Quarantined sex with your partner Feat Nicky P

Many Americans aren’t quarantining with there partner and risks of exposure are much higher.. especially during sex. We would prefer that everyone wait until the pandemic has passed and America is back to normal before engaging in sexual activity. During these times it seems like we are 10x more horny and get the “urge” more often. And that’s ok! There’s ways to be safe about it . If you’re single go “rub one out” If you and your partner are both quarantining together and can’t resist, then at-least WRAP IT UP! If you are going to have sex we ask that you at-least wear protection. 

It’s still a bad idea to sleep with someone new, even if both of you have been social distancing. If you live with your partner and and you want to have sex you should consider their exposure risk first: Are they leaving the house? If so, is it to work in a situation with a higher exposure risk? Or if it’s simply to grocery shop, do they take steps to mitigate exposure, like social distancing and practicing good hand washing?

If you are at higher risk because of pre-existing conditions, I would consider these factors and then discuss them with your doctor so you can decide what makes the most sense for you given your health conditions and your living situation. Everyone should pay extra attention to house hygiene, cleaning surfaces after use, as well as hand hygiene, as these actions may help reduce transmission between members of the household.

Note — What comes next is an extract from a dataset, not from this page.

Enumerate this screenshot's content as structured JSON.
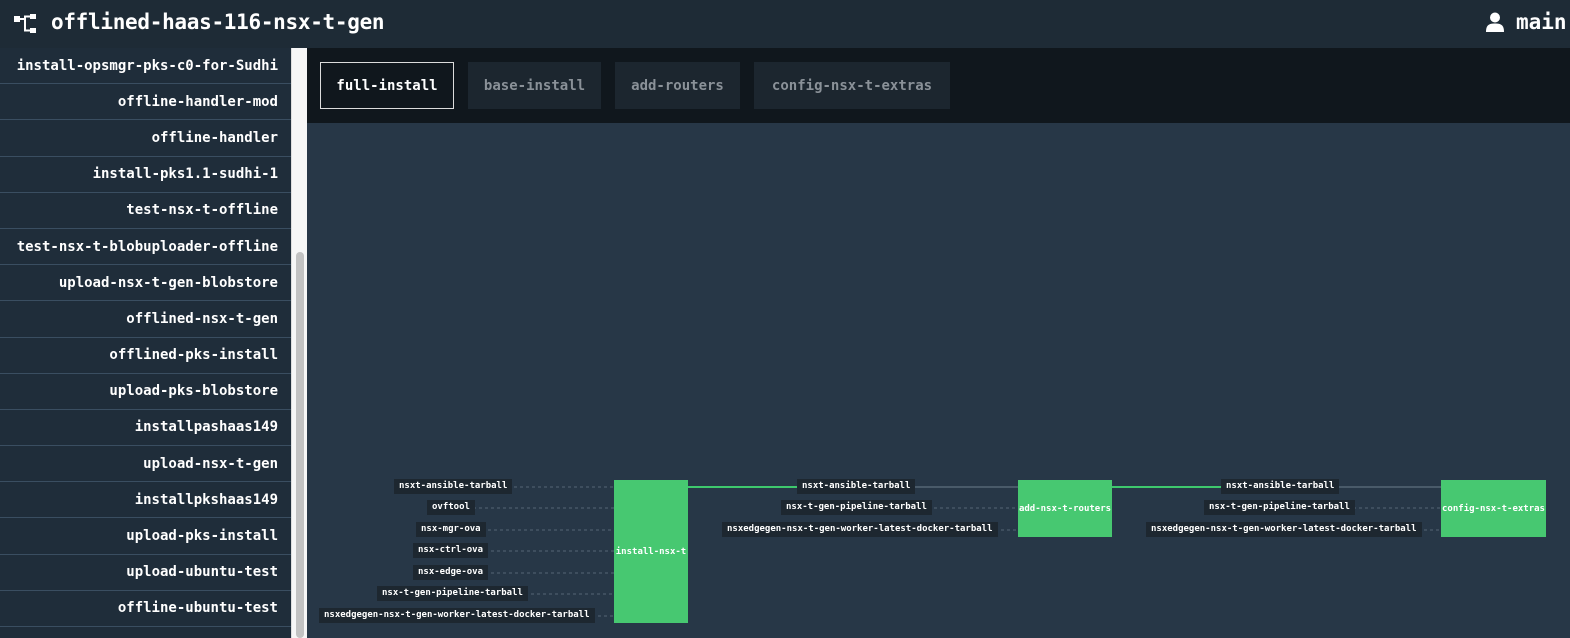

We are definitely not Promoting or suggesting sexual activity during this time but there are a lot of Americans out there that still have sex and we just ask that you at-least wear protection and consider safer positions such as “Doggystyle” and “reverse cowboy”

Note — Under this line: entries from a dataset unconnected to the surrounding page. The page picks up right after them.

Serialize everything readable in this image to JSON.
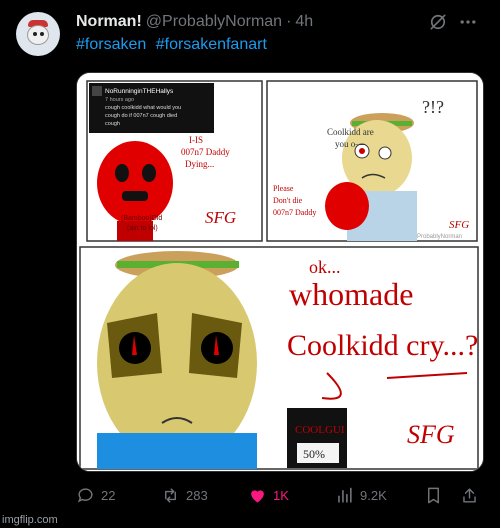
{
  "post": {
    "display_name": "Norman!",
    "handle": "@ProbablyNorman",
    "separator": "·",
    "time": "4h",
    "hashtags": [
      "#forsaken",
      "#forsakenfanart"
    ]
  },
  "media": {
    "comment": {
      "user": "NoRunninginTHEHallys",
      "time": "7 hours ago",
      "line1": "cough coolkidd what would you",
      "line2": "cough do if 007n7 cough died",
      "line3": "cough"
    },
    "panel1_speech": [
      "I-IS",
      "007n7 Daddy",
      "Dying..."
    ],
    "panel1_caption": [
      "(Bamboo)Did",
      "(ain to lol)"
    ],
    "panel2_speech": [
      "Coolkidd are",
      "you o—"
    ],
    "panel2_marks": "?!?",
    "panel2_caption": [
      "Please",
      "Don't die",
      "007n7 Daddy"
    ],
    "panel3_ok": "ok...",
    "panel3_line1": "whomade",
    "panel3_line2": "Coolkidd cry...?",
    "card_name": "COOLGUI",
    "card_value": "50%",
    "signature": "SFG",
    "credit": "ProbablyNorman"
  },
  "actions": {
    "replies": "22",
    "reposts": "283",
    "likes": "1K",
    "views": "9.2K"
  },
  "colors": {
    "link": "#1d9bf0",
    "like": "#f91880",
    "muted": "#71767b",
    "text": "#e7e9ea"
  },
  "watermark": "imgflip.com"
}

According to a article by Dr Felice Gersh, “It’s different to have sex with a live-in partner or someone you’re self-quarantining with than it is to have sex with someone who you don’t know very well and who has to travel to get to you.” 

For couples who already share a bed, the possibility is incredibly high that if one person gets coronavirus, the other person will, too,” Gersh says.

“These couples need to determine whether the additional transfer risk that comes with having sex is worth it for them,” she adds.

And for some couples, the risk may be worth it.

But for couples where one or both people are immunocompromised and the dangers associated with getting the virus are high — it probably isn’t.